Leading by example: re-imagining your role as an everyday leader
Imagine you are working against all odds to pull your way out of generational poverty.
Engaging resources that have only recently become available to you. Earning an income for the first time in your life. With the money you toiled so hard for you have bought a mattress, a luxury item that you have not previously enjoyed. You are proud, as you should be, and you are making strides.
But you are also a woman.
Your husband, unaccustomed to your new-found empowerment, simply can’t believe you have acted with integrity. He doubts your motives and means. So, to protect his dignity, he burns the symbol of your new-found freedom. The mattress is gone, and you are once again sleeping on a dirt floor. But the resilience you have built through many similar incidents is stronger than anyone knows, and you won’t be down for long.
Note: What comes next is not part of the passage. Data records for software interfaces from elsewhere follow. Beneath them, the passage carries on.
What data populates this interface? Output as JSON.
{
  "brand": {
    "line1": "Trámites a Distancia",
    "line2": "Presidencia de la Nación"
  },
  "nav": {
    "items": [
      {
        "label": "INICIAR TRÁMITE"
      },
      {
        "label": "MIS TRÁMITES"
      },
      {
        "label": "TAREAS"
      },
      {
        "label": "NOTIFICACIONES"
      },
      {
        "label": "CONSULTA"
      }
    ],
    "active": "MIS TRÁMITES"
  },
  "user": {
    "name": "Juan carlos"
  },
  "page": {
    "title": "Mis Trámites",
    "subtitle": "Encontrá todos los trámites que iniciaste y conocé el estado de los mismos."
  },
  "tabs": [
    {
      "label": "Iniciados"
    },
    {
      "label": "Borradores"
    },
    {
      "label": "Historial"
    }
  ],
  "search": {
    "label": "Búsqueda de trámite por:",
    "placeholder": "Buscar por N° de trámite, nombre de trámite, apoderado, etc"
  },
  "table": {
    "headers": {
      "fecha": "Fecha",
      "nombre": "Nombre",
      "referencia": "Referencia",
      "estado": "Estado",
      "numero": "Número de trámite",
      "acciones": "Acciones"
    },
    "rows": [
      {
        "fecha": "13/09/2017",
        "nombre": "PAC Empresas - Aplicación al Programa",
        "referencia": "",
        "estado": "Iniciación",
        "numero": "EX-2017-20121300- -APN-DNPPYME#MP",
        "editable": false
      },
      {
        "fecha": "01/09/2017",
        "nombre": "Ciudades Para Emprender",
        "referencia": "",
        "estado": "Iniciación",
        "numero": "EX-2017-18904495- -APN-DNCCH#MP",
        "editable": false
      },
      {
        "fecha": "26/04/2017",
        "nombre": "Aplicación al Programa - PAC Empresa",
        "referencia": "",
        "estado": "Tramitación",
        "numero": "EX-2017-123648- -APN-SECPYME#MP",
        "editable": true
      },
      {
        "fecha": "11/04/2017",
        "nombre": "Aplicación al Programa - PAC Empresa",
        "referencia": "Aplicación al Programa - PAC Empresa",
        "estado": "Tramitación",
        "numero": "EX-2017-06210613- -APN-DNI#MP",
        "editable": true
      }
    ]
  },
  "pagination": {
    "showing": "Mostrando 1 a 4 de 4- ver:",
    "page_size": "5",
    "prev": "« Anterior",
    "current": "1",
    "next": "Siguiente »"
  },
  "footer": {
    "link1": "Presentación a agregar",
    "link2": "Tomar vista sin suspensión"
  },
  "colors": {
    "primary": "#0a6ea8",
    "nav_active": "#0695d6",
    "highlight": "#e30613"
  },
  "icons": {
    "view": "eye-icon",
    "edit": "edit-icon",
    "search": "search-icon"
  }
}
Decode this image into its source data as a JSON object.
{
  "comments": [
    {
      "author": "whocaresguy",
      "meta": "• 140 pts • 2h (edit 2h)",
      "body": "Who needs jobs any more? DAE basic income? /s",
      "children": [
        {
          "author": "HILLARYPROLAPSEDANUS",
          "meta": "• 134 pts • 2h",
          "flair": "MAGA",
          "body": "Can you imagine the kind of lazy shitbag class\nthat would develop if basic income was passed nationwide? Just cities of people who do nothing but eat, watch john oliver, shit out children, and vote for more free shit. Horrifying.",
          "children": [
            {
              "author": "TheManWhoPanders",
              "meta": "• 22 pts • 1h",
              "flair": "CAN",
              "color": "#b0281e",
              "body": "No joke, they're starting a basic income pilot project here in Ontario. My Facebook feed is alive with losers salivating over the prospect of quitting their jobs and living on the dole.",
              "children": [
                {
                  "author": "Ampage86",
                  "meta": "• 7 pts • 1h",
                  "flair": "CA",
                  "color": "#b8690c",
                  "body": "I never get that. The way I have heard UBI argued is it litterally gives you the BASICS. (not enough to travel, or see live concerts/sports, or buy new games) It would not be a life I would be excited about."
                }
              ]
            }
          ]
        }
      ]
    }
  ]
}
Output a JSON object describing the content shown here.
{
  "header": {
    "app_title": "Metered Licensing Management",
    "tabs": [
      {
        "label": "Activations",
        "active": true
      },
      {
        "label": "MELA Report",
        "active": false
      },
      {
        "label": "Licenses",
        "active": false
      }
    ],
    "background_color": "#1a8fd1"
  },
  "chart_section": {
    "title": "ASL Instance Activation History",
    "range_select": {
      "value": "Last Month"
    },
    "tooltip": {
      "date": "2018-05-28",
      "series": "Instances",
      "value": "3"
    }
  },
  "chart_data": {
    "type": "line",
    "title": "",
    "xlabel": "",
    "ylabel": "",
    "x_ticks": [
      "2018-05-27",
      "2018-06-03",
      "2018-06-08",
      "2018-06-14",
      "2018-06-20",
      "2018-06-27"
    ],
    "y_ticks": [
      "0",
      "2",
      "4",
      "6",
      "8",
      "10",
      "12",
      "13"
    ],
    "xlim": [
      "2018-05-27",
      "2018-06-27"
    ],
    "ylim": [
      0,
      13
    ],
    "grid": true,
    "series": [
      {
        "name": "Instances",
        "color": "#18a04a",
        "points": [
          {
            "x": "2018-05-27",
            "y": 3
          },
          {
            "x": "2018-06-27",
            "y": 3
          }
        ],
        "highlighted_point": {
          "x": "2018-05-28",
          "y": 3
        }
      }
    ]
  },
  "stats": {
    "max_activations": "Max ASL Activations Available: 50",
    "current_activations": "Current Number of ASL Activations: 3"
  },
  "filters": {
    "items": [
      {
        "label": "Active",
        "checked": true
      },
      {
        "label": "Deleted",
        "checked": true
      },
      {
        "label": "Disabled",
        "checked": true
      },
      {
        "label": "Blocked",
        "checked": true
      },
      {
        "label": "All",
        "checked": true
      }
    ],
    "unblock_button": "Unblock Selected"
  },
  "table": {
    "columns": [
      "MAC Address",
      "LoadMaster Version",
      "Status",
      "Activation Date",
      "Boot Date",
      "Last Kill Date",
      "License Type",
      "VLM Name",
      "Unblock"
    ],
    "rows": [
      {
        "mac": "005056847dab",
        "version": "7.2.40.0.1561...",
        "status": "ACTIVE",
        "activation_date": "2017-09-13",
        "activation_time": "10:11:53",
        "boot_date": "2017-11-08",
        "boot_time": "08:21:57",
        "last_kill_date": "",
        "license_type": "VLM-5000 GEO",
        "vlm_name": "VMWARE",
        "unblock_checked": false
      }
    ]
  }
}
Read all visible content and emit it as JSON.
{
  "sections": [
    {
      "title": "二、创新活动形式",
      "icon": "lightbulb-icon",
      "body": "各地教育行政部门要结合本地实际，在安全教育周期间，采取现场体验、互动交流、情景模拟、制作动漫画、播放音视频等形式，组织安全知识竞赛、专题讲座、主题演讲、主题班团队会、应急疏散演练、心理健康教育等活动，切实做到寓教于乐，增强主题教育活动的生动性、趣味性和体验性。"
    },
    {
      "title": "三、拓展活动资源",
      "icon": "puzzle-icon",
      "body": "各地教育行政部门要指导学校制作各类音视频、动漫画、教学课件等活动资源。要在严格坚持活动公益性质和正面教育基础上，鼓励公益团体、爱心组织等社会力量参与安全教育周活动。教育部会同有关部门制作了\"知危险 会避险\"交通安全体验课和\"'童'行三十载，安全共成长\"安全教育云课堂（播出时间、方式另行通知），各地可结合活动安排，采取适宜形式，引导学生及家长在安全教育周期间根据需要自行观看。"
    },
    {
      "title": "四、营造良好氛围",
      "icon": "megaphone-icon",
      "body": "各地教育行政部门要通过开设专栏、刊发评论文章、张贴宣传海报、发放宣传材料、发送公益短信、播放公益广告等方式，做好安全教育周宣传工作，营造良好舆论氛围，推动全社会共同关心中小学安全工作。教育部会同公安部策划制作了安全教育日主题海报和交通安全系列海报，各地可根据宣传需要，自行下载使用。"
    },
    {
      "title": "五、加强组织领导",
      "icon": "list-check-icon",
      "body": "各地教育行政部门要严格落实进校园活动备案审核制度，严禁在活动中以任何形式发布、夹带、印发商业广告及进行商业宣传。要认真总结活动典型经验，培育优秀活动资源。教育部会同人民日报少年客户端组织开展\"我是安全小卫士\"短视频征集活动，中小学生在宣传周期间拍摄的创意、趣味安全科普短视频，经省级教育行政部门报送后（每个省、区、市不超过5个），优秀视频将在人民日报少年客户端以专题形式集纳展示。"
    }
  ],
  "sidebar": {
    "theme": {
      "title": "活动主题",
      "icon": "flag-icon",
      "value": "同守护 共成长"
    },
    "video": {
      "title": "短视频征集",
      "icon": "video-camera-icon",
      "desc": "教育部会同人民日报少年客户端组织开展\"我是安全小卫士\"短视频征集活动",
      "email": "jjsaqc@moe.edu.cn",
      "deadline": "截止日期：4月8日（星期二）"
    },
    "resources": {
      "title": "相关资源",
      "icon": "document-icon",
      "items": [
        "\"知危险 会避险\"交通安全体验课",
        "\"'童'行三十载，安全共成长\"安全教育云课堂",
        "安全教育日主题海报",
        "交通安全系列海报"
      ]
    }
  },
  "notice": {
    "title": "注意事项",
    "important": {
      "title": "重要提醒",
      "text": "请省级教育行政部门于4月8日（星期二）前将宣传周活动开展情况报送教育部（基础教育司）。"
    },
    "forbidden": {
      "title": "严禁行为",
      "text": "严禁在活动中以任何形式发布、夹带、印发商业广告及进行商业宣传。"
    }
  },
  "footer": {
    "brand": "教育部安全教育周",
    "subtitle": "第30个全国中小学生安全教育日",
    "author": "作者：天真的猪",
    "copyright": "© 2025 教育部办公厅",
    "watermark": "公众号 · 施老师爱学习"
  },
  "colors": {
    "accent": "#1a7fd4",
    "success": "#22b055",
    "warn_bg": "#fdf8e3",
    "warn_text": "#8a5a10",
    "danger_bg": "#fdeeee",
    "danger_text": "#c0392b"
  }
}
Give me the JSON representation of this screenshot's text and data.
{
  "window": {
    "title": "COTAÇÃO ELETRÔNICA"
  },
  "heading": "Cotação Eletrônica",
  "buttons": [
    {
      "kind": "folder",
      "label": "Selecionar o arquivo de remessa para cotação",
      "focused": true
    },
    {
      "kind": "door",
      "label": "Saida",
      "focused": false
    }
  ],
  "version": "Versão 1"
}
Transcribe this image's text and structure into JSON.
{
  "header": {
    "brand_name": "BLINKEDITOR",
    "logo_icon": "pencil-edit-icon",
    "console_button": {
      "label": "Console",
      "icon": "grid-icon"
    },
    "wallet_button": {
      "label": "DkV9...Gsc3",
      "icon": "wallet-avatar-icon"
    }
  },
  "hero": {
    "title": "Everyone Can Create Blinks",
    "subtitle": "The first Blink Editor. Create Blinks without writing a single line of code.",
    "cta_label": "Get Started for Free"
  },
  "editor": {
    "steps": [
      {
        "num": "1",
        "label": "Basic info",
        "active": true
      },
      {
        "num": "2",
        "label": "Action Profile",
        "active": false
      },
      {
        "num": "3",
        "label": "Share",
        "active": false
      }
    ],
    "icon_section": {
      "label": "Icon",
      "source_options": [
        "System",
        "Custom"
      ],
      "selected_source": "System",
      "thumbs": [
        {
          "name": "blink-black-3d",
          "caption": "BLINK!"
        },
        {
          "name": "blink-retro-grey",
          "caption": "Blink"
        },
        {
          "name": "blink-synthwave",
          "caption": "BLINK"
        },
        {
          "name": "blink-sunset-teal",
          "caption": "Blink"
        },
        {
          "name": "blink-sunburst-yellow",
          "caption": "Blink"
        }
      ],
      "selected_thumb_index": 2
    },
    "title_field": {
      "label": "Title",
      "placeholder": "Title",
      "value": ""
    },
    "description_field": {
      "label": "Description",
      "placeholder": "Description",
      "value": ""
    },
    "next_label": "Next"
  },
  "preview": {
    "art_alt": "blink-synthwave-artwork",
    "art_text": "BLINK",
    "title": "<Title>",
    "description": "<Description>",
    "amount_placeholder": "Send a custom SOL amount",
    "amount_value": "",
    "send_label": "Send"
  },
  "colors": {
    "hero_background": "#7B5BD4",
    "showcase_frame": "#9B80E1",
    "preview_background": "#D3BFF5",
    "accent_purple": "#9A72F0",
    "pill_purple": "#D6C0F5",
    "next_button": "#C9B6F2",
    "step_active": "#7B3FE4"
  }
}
You dust yourself off, and start again. You set your intentions, lead by example, and show those around you that you will not succumb to someone else’s idea of who you should be.
You are in every sense of the word, a true leader.
A few years ago I was coming to terms with a life that I had never imagined. Having been recently widowed and as the sole parent to my two-year-old daughter, I felt an immense pressure to do more. I wasn’t sure what more meant – just that I had to show my daughter that we could make something out of an opportunity (this wonderful thing called life), that my husband no longer had the privilege of enjoying.
Back then I didn’t consider myself a leader. Sure, I paid it lip service, but my leadership role wasn’t clear in my mind. It wasn’t defined, ergo it wasn’t real. Although that didn’t stop me from spruiking my leadership roles and abilities to others. And as a result, I found myself with two amazing groups of women, learning life, work and leadership lessons from the most diverse corners of the globe.
First, I travelled to Uganda with Business Chicks and The Hunger Project. Here I learned from women who were being empowered to take charge of their lives, and in doing so overcome institutionalised and generational barriers of race, gender and poverty.
Then I travelled to a magical, faraway land called Necker Island with Business Chicks and Virgin Unite. Here, I learned from people who had a world stage. They had successful businesses by anyone’s standards and were undeniably traditional “leaders”.
The scale on which each group of speakers operated were vastly different, but the virtues and skills they displayed were the same.
The woman in Uganda, who got back up after her mattress was burned showed just as much resilience as Google who fought its way up from being the 22nd ranked search engine.
The tech entrepreneur on Necker Island demonstrated she knew that accountability was key when she explained to us that an organisation is like a fish, it rots from the head first. But then so did the local Ugandan community groups, who understood that if they bandied together and guaranteed each other’s microfinance loans the rates of repayment skyrocketed.
Attending Board meetings in Uganda we were furnished with financial reports, indicating clearly that they understood the value of communication. Such did the NASA astronaut who said he always asked the opinion of each person in a meeting, starting with the most junior first.
The formation of Community Boards demonstrated an understanding of the value derived from collaborative thinking. And in a true show of spirit-lifting collaboration, Richard Branson brought us into his home and invited us to dance on a bar with him– and just for a moment made me feel like I too, could own my own Caribbean island.
Each of these lessons were gifts that together transformed by my life. And by the end of that year, I believed the message I had been selling.
I may not be Richard Branson, but I too am a leader. My actions and words matter, and they will make a difference in this world.
So many of us have a tendency to doubt ourselves and our leadership abilities. We’re worried we can’t achieve our goals. That we are not good enough. If these concerns ever creep in, my advice is to defer to the insight of the tenacious Michelle Obama.
Am I good enough? Yes, I am.
And you are, too.
Top tips for everyday leadership
Anyone, anywhere, anytime
We are all leaders in our own right, and no matter the circumstances we can always lead by example.
Reinvention by design
If life isn’t working for you, pivot. Set your intentions and work toward them. You’ll be amazed at the momentum generated from one small step.
Networking and continued development is key
Reach out to those who are rooting for you and get them working for you. A trusted coach or mentor is invaluable.
Remember, you can do it
Repeat after me, “Yes, I am. Yes, I can. Yes, I will”.